Input data =
————
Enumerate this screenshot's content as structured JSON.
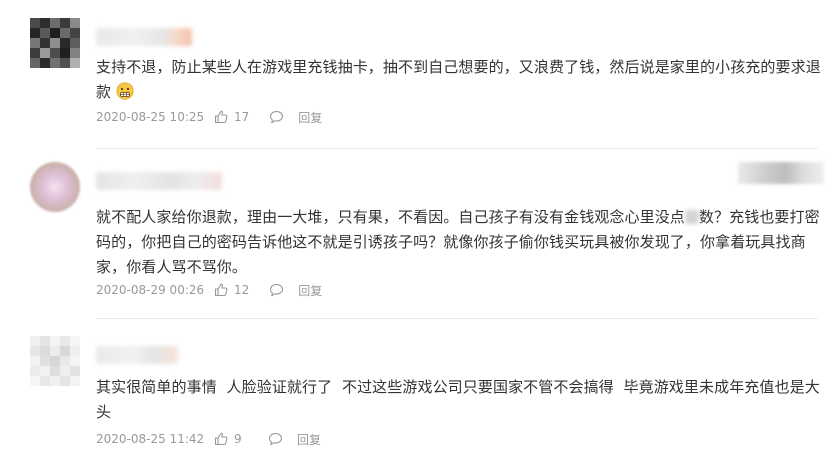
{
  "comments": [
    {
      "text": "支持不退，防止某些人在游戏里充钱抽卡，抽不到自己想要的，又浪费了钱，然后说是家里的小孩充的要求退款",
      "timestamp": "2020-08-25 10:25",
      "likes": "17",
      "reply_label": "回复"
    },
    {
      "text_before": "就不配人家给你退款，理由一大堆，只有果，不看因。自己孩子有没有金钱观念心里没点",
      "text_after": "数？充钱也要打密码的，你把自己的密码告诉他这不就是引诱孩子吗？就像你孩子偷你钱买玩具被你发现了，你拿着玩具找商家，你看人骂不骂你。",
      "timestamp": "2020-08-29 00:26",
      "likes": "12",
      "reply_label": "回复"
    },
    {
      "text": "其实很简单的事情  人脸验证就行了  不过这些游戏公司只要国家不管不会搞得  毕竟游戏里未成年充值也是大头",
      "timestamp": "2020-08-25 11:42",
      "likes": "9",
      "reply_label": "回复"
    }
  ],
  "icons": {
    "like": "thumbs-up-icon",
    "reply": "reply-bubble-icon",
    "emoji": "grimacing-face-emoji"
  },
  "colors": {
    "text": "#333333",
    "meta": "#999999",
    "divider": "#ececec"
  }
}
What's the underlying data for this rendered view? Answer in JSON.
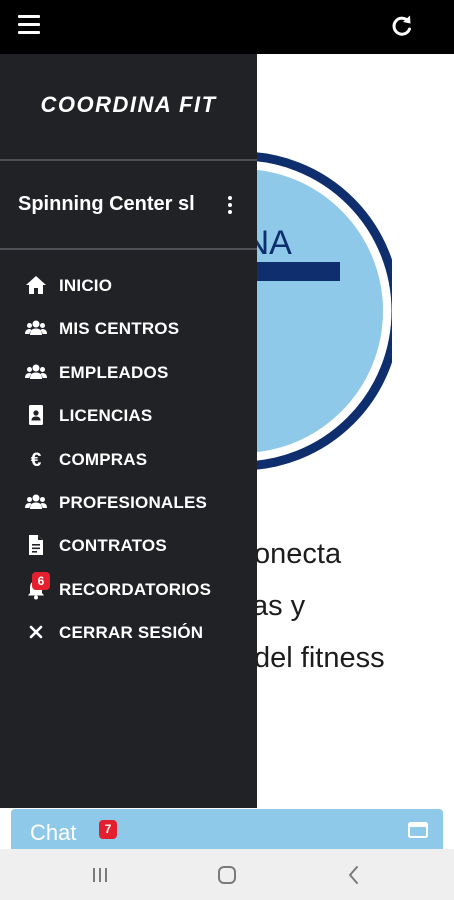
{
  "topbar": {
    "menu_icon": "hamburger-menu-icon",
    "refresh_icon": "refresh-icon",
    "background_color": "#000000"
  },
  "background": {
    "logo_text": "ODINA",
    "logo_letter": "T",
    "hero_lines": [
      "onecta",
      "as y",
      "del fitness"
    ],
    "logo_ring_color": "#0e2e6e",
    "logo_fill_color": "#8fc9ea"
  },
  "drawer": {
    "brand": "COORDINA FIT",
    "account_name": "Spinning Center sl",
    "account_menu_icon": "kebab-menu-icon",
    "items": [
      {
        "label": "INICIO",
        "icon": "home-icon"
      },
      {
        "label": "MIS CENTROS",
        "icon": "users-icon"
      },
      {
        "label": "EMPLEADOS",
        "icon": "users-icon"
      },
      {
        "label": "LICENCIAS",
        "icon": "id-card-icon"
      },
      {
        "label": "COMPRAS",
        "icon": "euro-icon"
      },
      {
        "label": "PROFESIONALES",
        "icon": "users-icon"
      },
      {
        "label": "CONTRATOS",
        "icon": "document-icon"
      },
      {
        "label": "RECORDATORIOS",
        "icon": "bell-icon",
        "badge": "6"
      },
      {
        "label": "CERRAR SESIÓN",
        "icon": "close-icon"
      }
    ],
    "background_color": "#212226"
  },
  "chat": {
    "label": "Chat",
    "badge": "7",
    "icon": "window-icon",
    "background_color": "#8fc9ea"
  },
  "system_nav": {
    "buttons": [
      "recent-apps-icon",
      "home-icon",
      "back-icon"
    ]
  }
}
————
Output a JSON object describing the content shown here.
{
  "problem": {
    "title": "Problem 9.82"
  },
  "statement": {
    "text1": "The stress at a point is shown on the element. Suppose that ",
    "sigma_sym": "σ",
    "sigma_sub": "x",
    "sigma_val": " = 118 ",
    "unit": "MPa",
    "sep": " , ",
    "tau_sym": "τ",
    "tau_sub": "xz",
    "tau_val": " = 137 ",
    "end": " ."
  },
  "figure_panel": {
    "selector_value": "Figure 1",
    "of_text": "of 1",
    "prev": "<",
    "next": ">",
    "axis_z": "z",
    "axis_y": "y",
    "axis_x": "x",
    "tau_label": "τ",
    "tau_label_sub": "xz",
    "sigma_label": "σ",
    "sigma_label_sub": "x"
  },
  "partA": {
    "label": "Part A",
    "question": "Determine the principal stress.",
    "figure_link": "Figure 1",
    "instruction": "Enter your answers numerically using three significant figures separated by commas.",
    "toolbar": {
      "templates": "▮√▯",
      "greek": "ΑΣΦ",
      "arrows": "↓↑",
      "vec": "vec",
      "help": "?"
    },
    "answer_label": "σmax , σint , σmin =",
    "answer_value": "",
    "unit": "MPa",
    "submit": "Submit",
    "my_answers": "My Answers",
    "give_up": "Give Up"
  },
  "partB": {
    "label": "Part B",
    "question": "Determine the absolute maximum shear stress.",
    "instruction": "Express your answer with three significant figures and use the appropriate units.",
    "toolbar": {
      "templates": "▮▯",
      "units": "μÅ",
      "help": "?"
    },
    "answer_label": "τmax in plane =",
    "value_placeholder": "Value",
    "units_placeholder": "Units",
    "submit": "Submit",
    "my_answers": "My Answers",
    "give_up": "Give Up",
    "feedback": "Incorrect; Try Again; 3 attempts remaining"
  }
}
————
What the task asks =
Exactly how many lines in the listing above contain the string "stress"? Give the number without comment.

Result for this task =
3